▶ _WHAT NEEDS TO BE DONE_
Work through the data and say how many lines contain "from". The number alone is the answer.

▶ _EXERCISE INPUT_
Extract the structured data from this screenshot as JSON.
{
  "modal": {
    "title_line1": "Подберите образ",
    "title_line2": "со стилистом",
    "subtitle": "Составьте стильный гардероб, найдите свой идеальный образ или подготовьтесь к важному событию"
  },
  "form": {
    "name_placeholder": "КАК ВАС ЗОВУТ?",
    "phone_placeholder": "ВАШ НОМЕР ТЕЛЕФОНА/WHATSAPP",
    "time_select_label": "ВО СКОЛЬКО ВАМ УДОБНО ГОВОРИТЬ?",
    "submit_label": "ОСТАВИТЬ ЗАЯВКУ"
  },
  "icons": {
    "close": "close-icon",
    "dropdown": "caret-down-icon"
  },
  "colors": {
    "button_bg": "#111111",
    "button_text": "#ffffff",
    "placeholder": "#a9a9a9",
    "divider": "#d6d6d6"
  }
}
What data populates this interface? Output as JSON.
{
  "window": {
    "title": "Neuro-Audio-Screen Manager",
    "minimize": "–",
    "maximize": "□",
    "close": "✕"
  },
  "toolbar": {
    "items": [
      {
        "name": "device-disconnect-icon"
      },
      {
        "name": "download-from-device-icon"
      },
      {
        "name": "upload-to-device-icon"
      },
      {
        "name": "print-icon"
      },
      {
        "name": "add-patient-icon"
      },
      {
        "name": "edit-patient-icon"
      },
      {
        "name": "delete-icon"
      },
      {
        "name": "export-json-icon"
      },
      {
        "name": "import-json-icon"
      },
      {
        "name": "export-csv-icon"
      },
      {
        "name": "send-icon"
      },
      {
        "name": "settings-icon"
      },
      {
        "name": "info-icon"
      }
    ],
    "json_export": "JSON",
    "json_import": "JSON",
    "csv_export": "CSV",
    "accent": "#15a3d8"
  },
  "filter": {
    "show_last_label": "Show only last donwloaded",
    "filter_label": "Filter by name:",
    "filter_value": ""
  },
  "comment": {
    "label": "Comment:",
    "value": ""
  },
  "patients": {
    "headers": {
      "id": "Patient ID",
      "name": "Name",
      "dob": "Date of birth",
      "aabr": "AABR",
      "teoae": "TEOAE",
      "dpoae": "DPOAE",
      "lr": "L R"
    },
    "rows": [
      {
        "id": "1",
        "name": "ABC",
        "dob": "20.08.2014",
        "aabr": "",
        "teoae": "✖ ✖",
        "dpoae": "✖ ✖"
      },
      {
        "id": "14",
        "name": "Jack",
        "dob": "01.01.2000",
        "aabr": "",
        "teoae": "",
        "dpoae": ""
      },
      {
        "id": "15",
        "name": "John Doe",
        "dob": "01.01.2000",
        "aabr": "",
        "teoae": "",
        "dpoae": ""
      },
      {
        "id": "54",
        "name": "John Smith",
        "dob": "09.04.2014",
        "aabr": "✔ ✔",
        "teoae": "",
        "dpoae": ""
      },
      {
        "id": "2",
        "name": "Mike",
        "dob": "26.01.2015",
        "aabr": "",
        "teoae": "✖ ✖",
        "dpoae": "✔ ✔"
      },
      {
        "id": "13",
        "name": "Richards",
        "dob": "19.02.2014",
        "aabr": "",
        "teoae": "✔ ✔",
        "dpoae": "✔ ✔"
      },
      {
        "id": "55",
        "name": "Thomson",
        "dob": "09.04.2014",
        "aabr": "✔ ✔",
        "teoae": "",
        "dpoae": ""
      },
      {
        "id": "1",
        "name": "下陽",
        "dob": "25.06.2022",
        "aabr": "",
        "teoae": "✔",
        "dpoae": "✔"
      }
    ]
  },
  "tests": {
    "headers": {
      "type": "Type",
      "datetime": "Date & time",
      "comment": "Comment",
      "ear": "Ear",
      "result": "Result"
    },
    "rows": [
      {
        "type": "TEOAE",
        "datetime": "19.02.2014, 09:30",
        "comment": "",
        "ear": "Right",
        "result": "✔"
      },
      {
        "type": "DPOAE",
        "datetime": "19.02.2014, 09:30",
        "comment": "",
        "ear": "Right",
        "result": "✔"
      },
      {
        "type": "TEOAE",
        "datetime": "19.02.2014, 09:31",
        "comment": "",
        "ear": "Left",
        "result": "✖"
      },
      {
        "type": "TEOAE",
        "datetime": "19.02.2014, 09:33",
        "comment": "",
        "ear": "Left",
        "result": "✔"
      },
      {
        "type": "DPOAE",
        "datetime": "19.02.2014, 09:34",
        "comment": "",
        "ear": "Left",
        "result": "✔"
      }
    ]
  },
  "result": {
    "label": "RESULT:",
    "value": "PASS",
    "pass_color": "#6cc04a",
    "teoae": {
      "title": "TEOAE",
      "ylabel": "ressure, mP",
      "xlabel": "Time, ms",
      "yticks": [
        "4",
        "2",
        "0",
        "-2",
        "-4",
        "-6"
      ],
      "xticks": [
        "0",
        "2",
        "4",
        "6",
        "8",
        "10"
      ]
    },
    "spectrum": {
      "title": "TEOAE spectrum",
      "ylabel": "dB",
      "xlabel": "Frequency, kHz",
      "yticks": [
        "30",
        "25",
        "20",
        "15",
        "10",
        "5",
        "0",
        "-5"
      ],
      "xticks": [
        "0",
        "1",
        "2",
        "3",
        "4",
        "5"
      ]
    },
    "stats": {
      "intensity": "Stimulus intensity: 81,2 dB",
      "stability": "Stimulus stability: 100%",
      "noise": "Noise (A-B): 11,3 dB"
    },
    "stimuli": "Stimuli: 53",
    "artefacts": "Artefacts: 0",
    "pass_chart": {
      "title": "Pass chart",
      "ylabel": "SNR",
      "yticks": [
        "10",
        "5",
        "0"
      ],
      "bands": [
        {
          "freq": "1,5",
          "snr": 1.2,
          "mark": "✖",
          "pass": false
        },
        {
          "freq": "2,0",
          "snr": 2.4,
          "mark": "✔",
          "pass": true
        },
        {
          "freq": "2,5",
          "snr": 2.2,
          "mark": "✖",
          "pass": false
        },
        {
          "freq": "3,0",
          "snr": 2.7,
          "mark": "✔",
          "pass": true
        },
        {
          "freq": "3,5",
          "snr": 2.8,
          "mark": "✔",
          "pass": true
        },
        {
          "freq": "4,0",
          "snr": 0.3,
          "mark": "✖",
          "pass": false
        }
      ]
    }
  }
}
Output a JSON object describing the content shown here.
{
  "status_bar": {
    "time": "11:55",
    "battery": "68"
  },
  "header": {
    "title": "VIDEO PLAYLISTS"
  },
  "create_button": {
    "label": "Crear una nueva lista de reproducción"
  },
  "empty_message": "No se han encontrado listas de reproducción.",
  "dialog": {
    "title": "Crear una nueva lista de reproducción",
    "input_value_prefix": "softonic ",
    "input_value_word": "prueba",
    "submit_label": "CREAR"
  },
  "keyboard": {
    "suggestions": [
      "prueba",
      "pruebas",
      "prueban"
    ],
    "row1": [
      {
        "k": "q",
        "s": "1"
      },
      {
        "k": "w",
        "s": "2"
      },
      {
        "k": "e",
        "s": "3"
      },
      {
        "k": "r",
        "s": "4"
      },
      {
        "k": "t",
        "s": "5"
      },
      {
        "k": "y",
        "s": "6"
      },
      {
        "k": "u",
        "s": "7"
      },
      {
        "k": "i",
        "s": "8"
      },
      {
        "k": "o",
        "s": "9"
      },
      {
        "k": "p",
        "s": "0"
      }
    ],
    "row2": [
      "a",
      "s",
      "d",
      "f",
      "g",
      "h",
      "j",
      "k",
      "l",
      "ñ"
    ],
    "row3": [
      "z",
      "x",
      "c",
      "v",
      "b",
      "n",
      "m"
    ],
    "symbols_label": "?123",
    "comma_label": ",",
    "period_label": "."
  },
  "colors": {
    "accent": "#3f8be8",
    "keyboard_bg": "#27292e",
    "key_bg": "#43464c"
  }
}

▶ _RESULT FOR THIS EXERCISE_
2